My skills with the mute button on the TV remote are improving with continuous practice. I first started honing these skills on the garrulous “old man” voice which accompanies every single puke-inducing Whopper Burger commercial. I can now mute out almost every single Whopper Burger assault before the old bastard can get the first two words out of his mouth.
Soundless Yosemite Sam
Ditto for Wayne Wright. I have learned to silence “Yosemite Sam” Wayne long before he waves his cowboy hat at the TV audience, and gagging his procession of testifying clients is no problem at all. Knowing in advance what is coming, it is relatively simple to render them all speechless on my TV.
But Wayne Wright is just one of many, and the numbers of personal injury attorneys buying television time are increasing with the season. Quick Draw McGraw could never silence them all, and the mute button on the TV remote can never do away with the moronic images which accompany the pitches.
Most all lawyers who hawk their services on TV and roadside billboards are of the personal injury variety. While legally legitimate, these ambulance chasers are generally regarded within the legal community as bottom feeders whose legal fees have long since surpassed any standard of ethics some law professor might have advanced.
There are the annoying barristers who try to use sports and sports figures to feather their nests.
All Spurs fans have been subjected to the TV promotions of rotund legal beagle Forrest Welmaker. Right square in the middle of a game, we have been forced to watch this “Spurs sponsor” deliver a legal spiel on the sanctity of a basketball telecast, ending it with his signature promo line–Choose well…choose Welmaker.
Jeff’s Got Your Back is the billboard and TV slogan of personal injury lawyer Jeff Davis. His Davis Law Firm uses photographs of former world champion boxer Jesse James Leija and former Dallas Cowboys wide receiver Drew Pearson. In Davis’s old telephone book ads, Leija says, “Jeff had my back. I know he will have yours.” Pearson is quoted as saying, “I know a winner when I see one. Call Jeff.”
Human round balls
Davis and Welmaker could both do with a little time on the treadmill and speed bag. While Davis is starting to get a little hog jowly under the chin, Forrest Welmaker is already prime for a cold weather rendering. The words don’t fit the picture when these two project themselves with professional athletes.
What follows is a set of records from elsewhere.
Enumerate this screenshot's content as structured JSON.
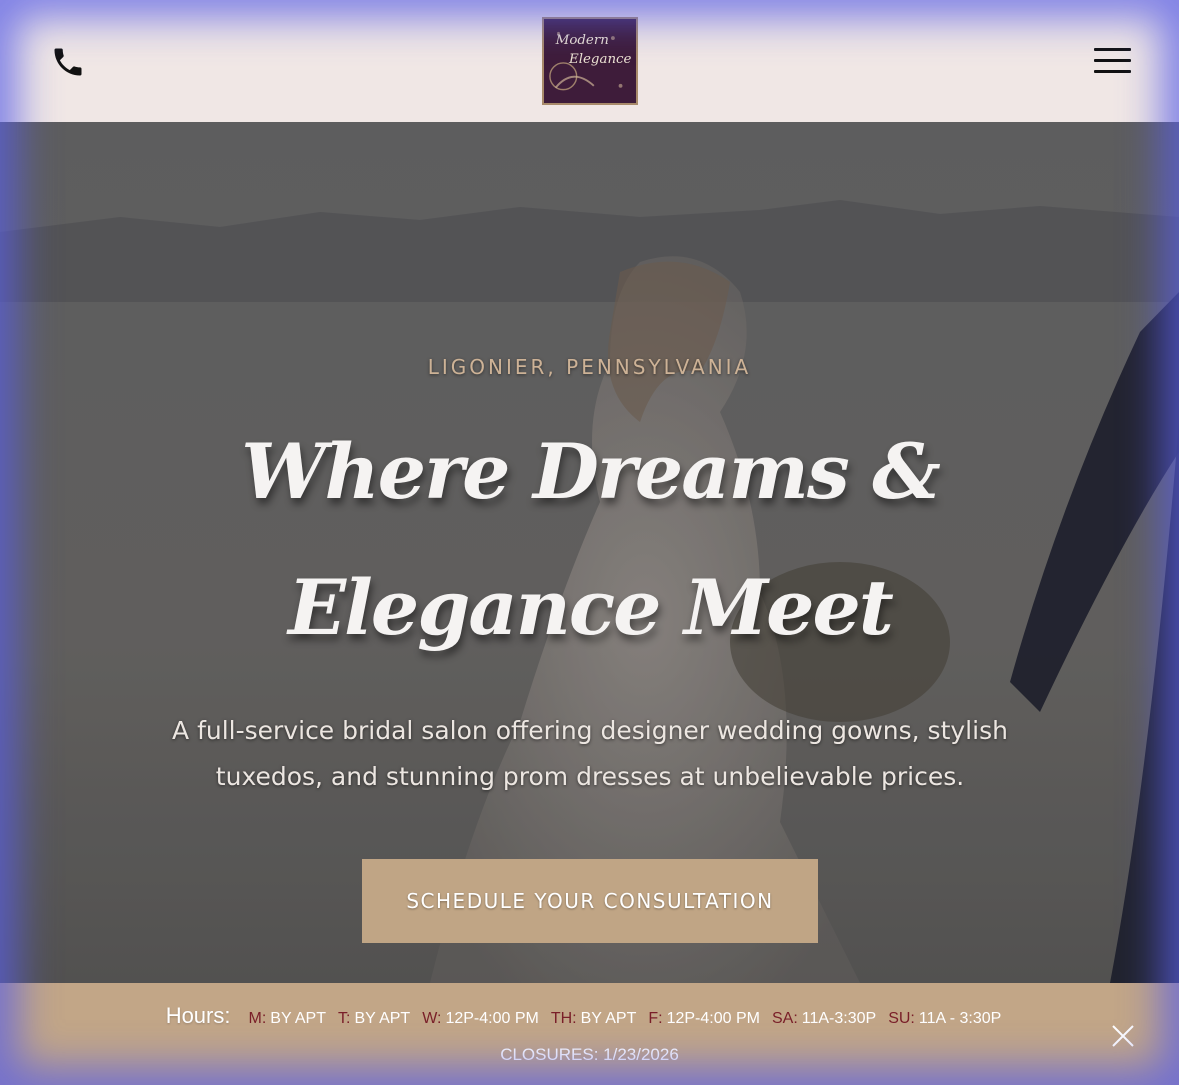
{
  "header": {
    "logo_text_line1": "Modern",
    "logo_text_line2": "Elegance",
    "phone_icon": "phone-icon",
    "menu_icon": "hamburger-menu-icon"
  },
  "hero": {
    "kicker": "LIGONIER, PENNSYLVANIA",
    "headline": "Where Dreams & Elegance Meet",
    "subtext": "A full-service bridal salon offering designer wedding gowns, stylish tuxedos, and stunning prom dresses at unbelievable prices.",
    "cta_label": "SCHEDULE YOUR CONSULTATION"
  },
  "hours": {
    "title": "Hours:",
    "days": [
      {
        "day": "M:",
        "time": "BY APT"
      },
      {
        "day": "T:",
        "time": "BY APT"
      },
      {
        "day": "W:",
        "time": "12P-4:00 PM"
      },
      {
        "day": "TH:",
        "time": "BY APT"
      },
      {
        "day": "F:",
        "time": "12P-4:00 PM"
      },
      {
        "day": "SA:",
        "time": "11A-3:30P"
      },
      {
        "day": "SU:",
        "time": "11A - 3:30P"
      }
    ],
    "closures": "CLOSURES: 1/23/2026",
    "close_icon": "close-icon"
  },
  "colors": {
    "header_bg": "#f0e7e5",
    "accent_tan": "#c0a585",
    "logo_purple": "#3e1c3a",
    "day_label_red": "#7a1f28"
  }
}
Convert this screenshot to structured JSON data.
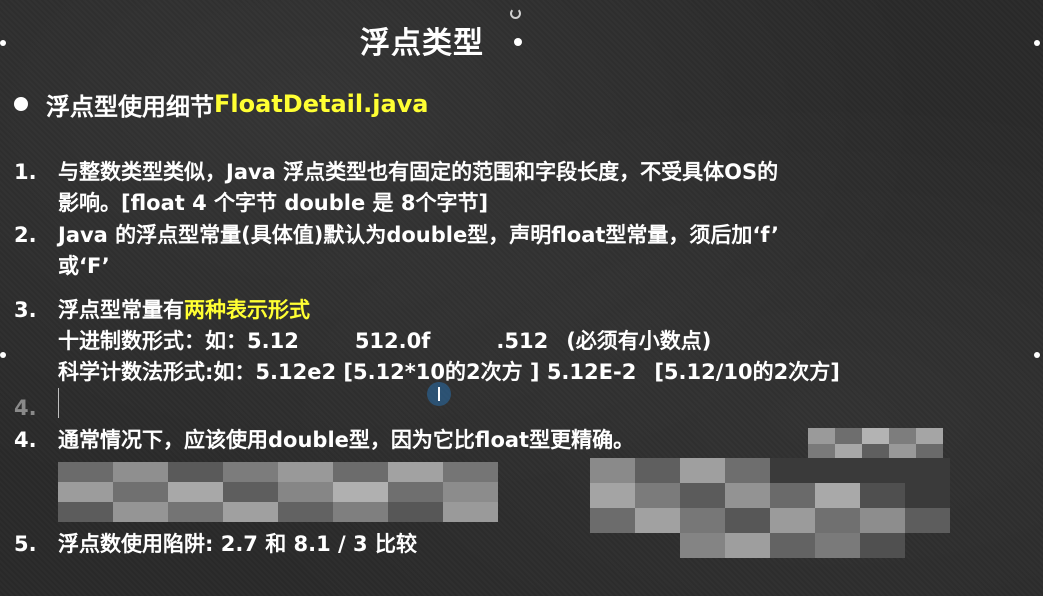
{
  "slide": {
    "title": "浮点类型",
    "heading": {
      "prefix": "浮点型使用细节 ",
      "filename": "FloatDetail.java"
    },
    "items": [
      {
        "num": "1.",
        "line1": "与整数类型类似，Java 浮点类型也有固定的范围和字段长度，不受具体OS的",
        "line2": "影响。[float 4 个字节 double 是 8个字节]"
      },
      {
        "num": "2.",
        "line1": "Java 的浮点型常量(具体值)默认为double型，声明float型常量，须后加‘f’",
        "line2": "或‘F’"
      },
      {
        "num": "3.",
        "line1_prefix": "浮点型常量有",
        "line1_highlight": "两种表示形式",
        "decimal_label": "十进制数形式：如：5.12",
        "decimal_ex2": "512.0f",
        "decimal_ex3": ".512",
        "decimal_note": "(必须有小数点)",
        "sci_label": "科学计数法形式:如：5.12e2 [5.12*10的2次方 ] 5.12E-2",
        "sci_note": "[5.12/10的2次方]"
      },
      {
        "num": "4."
      },
      {
        "num": "4.",
        "line1": "通常情况下，应该使用double型，因为它比float型更精确。"
      },
      {
        "num": "5.",
        "line1": "浮点数使用陷阱: 2.7 和 8.1 / 3  比较"
      }
    ],
    "colors": {
      "background": "#2a2a2a",
      "text": "#ffffff",
      "highlight": "#ffff33"
    }
  }
}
Then there is Marynell Maloney, an attorney whose television commercials are about as joyful as a funeral procession hearse with a blown engine and two flat tires. With sorrowful, droopy, hound dog eyes, and hair that gets longer and witchier every year, Marynell beeseeches those who have been wronged or downtrodden by the medical profession to call her.’
“I’m Marynell,” she whispers. “…..call me.”
When watching divorce specialist Steve Benke, we wonder which side will get the worst or the best of it. A mirthless fellow, Benke solemnly promises to handle all aspects of a family bustup, from child custody to alimony.
The Texas Hammer
But the absolute worst television presentation by a San Antonio lawyer is the one by Jim Adler, a personal injury hustler who provides a form of comic entertainment which cannot be found on any late night variety show or sitcom.
Adler has christened himself “The Texas Hammer,” and he does have a large, homely face which might resemble an oversized claw hammer or even a 10-pound sledge that has just been pulled out of the mud.
The “Texas Hammer” makes his living suing insurance companies, and/or threatening to sue insurance companies, and he bellows like a bull with hornets stinging his scrotum when he advises his TV viewers to call.
“Call me,” Adler hollers. “Call me NOW!”
Adler is the only one I don’t skip over or try to mute on the TV. He is so bad he could embarrass Billy Graham and Heidi Fleiss at one sitting, but I find him uproariously amusing.
I guess that’s an indication of how sick watching too much television has made me.